I completely agree we need more students interested in STEM careers, however, not every student needs to be pushed here, especially if their interests lie in arts, history, business, computer gaming, etc.  All students need math - and I am a big believer of math every year through grade 12. But - just different math. What I think, especially in this age of "personalized learning", is there needs to be choice in mathematics, and not the constant push to force all students down the same path, a path that for many is unnecessary and a road to failure. I definitely want students to learn math - and I truly believe in the Common Core State Standards - which emphasize problem solving, real-world application, critical thinking and conceptual understanding.  All of these goals can be accomplished with other math choices. If we had other pathways for mathematics, we might actually find students developing an interest in math and pursuing higher level courses of their own free will.

A lot of districts will say they don't have the funding to offer more math choices. With online
Andres Marti Teaching Statistics w/TinkerPlots
learning that is not an excuse, as long as districts are willing to accept credits students take online from other places. Additionally, districts/states need to rethink the math requirements and what courses count towards a math credit.  Thankfully, this seems to be coming up more and more, but courses like computer science should count as math credit (to replace Algebra II or Calculus), Personal Finance courses should be offered first of all, and should also count as a math credit. How does this work with Common Core State Standards and other standards? It shouldn't impact those at all - if students do take Algebra, Algebra II , Statistics, then the content standards should be followed.
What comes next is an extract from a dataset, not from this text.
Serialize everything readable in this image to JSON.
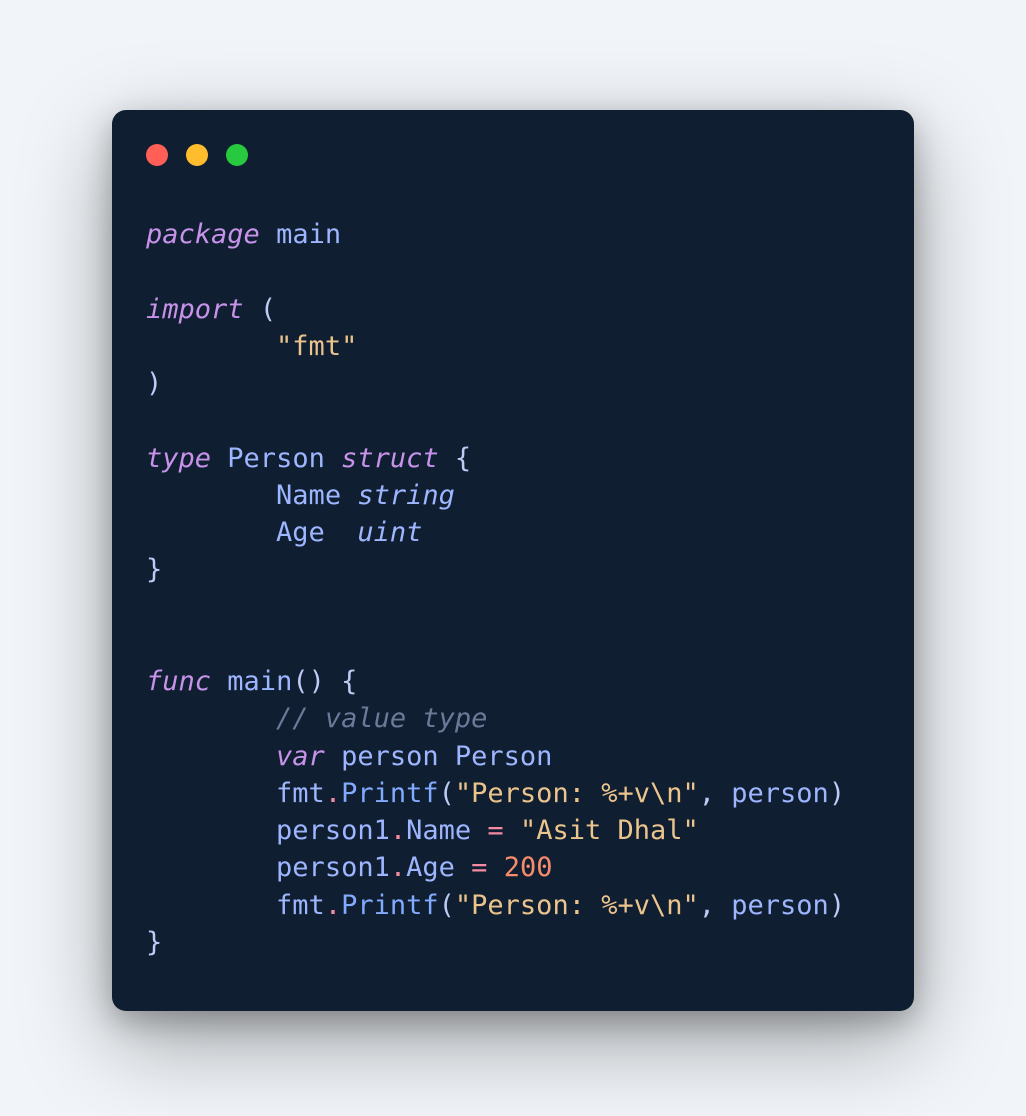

The Mathematical Practices should be followed no matter what courses you take. But - what is 'required' for math credit - THAT's what should be rethought. Let's make learning about what is going to help a student acquire the skills they need to pursue the career path they want and be productive members of society. Personal Finance would go a lot further towards that goal for all students than Algebra II, don't you think?

What is my ideal math menu?

1) Students should have at least 4 math credits to graduate high school.  Math is important!
2) What are some required courses?

  • Basic Algebra (abstract thinking is important and useful to everyone)
  • Geometry (this helps with logic, spatial reasoning, etc.)
  • Personal Finance (yes - EVERYONE)
3) What are some optional courses that count as MATH credit? (not exhaustive)
  • Computer Science - all kinds (coding, robotics, gaming, etc.)
  • Probability & Statistics (voting, sampling, etc...important for being a functioning person in todays' society)
  • Advanced Algebra (Algebra II?)
  • PreCalculus
  • Calculus (A&B)
  • Trigonometry
  • Math for Medicine (i.e. for those interested in nursing or doctors)
  • Accounting
There are more that could be added to the optional courses list obviously - this is just a smattering. But - what matters here is there is choice. And based on a students interests, they should be given the choice. 

No comments: